The manufacturer's website has more detailed information on tunings.
The Stick is available with passive or active pickup modules. Customized Roland GK-3 pickups are available for the treble or bass side of the instrument, allowing the instrument to trigger or control one or two guitar synthesizers such as the Roland GR-20 or Axon AX-100, and also to drive other MIDI instruments or sequencers chained to the guitar synthesizer. The hammer-on style of playing produces a rising waveform transient that is easily tracked by this type of device.
Standard output is two-channel, through a TRS 1/4" phone connector, with bass and melody courses output separately. There are separate volume controls for bass and melody. The ACTV-2 and PASV-4 pickup modules also have mono operation modes.
The Stick can be plugged into any standard guitar amp or bass amplifier, to good effect. However, because of the very high impedance of the passive pickups, an instrument preamp is often employed, especially for full-range amplification systems (PA system, keyboard amps, etc.).
British musician Nick Beggs uses a Grand Stick, fully MIDI-capable of triggering from both bass and melody strings. He has named this modified instrument the "Virtual Stick".
Currently, there are eight models of the Chapman Stick. Some string configurations are mentioned below, but current production models offer any tuning within physical limitations of stringing:
Currently, the Stick, Grand Stick, and Stick Bass are 36"-scale, but the older production models were 34" scale.

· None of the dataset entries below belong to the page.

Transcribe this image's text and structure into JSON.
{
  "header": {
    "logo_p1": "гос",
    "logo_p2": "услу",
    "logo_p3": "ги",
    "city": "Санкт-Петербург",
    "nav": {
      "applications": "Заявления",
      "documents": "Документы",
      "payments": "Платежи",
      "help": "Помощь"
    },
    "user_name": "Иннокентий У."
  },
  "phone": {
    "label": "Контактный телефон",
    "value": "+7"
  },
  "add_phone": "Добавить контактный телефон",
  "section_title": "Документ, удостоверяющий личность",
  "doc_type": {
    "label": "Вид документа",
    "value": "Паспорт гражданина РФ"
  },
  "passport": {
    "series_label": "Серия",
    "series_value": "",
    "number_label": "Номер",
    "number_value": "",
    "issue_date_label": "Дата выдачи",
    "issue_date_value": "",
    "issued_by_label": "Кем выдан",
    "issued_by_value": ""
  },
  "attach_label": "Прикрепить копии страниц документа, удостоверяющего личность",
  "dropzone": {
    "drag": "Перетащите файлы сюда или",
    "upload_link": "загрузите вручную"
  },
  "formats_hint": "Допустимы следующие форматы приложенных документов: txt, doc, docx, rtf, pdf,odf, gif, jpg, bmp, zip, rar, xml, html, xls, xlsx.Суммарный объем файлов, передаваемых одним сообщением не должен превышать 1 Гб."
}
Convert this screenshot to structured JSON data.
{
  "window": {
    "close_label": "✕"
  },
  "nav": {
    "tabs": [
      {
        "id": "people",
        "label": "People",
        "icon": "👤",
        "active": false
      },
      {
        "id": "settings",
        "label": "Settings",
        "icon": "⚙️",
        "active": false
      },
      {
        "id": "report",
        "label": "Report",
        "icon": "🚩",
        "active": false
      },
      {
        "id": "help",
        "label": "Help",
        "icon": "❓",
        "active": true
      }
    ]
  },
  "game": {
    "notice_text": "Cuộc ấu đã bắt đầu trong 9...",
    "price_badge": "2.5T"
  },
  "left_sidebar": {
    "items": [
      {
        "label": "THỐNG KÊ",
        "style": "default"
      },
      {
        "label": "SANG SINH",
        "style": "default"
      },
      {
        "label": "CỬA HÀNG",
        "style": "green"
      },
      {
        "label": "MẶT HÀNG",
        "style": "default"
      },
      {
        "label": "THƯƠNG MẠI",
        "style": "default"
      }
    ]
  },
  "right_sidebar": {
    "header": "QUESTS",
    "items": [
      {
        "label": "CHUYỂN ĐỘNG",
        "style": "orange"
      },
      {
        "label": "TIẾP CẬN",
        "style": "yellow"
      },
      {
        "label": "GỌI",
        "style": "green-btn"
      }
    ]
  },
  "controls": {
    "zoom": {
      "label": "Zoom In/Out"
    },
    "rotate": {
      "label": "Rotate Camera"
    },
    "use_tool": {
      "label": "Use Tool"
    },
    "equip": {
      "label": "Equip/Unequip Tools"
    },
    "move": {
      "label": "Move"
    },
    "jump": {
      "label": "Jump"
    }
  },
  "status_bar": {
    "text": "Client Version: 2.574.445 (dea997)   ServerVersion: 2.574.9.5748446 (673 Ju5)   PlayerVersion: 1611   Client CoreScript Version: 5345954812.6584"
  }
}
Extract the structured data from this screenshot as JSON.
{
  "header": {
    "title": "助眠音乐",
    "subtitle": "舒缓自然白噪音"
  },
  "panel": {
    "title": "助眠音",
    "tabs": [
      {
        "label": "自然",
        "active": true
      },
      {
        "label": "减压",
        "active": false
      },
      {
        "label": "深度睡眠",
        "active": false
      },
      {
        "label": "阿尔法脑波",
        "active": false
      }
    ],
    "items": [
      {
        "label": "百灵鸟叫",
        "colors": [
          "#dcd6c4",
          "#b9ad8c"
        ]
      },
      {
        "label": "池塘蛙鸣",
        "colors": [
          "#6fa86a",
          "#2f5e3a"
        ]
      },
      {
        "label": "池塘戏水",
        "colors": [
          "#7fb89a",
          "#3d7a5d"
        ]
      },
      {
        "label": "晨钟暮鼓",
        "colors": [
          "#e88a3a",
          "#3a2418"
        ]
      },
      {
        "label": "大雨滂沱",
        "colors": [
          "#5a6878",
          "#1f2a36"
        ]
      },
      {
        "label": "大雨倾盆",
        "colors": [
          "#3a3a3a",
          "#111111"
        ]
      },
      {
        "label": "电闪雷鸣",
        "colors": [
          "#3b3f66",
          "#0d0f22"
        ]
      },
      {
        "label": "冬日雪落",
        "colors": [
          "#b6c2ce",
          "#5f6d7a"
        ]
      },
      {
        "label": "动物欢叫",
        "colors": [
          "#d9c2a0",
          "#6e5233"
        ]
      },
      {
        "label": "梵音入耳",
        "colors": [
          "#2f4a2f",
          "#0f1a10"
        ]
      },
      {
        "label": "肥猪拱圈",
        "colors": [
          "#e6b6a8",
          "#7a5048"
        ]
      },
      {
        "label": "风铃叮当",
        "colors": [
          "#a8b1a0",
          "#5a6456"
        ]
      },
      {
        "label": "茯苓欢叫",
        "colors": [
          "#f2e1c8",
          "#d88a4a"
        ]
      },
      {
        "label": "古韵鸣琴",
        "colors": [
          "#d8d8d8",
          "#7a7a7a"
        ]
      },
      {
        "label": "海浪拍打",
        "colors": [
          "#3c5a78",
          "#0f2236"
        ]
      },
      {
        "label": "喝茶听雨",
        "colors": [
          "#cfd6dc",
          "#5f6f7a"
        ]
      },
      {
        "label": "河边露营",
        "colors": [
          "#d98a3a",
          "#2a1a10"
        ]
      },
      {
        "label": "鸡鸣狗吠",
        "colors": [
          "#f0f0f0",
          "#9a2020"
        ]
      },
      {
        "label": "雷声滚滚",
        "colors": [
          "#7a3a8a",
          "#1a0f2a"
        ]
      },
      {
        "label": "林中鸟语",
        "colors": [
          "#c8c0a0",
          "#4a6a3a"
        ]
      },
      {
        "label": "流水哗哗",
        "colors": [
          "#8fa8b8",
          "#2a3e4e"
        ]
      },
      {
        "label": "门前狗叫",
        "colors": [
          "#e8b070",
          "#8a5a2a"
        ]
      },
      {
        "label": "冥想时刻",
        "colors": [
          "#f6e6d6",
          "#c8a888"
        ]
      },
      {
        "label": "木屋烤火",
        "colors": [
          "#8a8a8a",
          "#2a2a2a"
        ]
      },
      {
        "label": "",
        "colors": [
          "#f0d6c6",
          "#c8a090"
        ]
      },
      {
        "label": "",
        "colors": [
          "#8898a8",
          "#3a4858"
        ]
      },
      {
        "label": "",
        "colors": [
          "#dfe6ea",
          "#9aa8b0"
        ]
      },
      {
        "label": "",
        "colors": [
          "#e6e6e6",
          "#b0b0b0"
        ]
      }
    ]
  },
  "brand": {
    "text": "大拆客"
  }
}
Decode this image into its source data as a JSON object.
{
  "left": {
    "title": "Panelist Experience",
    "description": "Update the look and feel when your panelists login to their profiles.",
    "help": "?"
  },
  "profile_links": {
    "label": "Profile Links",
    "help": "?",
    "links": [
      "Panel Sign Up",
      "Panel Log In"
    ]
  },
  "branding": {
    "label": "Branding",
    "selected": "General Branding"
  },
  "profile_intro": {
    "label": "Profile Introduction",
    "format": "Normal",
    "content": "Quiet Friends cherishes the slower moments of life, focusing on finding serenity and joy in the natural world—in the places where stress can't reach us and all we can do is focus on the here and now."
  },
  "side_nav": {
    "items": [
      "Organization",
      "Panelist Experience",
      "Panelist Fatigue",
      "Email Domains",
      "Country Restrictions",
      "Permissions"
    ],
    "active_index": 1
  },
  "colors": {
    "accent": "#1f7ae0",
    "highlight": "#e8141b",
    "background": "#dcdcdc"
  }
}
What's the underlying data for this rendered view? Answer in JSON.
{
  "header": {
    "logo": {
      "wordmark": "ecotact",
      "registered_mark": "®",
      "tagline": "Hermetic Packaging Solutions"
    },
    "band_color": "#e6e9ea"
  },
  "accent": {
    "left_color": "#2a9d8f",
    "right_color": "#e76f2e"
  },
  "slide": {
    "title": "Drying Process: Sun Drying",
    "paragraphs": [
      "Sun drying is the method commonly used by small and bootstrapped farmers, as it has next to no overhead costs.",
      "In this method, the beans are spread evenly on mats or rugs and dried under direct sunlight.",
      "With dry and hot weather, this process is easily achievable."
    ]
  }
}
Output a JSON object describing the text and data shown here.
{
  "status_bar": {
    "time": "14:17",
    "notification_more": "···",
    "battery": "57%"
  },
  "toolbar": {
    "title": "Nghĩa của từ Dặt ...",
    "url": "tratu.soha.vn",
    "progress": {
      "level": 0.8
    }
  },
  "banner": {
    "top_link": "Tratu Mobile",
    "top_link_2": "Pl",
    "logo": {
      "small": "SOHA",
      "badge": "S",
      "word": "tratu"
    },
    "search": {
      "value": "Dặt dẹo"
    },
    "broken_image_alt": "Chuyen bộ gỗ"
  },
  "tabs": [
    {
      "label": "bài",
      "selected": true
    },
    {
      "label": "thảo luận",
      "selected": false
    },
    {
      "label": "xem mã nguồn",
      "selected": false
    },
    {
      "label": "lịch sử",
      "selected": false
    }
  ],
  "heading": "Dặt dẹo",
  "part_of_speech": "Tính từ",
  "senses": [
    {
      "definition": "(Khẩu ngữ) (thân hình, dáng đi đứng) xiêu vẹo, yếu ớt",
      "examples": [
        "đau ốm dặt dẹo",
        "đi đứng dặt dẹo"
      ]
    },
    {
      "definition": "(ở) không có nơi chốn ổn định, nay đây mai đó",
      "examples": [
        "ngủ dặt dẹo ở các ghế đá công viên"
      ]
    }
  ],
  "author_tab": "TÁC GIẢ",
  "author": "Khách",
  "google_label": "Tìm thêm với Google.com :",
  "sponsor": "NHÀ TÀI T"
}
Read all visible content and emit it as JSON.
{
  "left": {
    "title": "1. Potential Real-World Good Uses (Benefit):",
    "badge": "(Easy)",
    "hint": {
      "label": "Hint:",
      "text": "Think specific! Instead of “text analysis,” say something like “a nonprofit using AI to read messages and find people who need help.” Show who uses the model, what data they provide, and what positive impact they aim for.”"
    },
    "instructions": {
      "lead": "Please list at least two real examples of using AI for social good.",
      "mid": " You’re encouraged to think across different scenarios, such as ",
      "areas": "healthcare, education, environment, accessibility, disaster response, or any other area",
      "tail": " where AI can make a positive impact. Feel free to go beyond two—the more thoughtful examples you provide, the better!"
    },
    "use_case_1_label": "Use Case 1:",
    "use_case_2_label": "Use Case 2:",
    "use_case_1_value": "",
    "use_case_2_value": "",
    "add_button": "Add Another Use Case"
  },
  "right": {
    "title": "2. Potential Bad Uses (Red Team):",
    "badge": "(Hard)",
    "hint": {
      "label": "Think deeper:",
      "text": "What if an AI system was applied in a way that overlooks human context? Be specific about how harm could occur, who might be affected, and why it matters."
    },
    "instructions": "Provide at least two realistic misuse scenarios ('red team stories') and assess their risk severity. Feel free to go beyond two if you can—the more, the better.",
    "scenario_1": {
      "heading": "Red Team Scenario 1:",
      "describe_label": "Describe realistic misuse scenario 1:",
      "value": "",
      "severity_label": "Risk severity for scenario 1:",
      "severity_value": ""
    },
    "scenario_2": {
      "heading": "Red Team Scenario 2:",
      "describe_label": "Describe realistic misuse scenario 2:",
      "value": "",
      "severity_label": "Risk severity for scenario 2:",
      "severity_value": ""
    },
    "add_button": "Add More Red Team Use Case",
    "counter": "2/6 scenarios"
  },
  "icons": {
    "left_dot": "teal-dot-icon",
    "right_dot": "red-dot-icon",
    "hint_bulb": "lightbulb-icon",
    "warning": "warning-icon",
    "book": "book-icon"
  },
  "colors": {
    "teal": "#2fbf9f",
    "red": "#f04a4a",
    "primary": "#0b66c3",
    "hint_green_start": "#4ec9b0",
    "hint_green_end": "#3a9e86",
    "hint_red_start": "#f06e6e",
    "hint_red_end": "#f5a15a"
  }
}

Stick Enterprises has also manufactured some custom and limited-run instruments: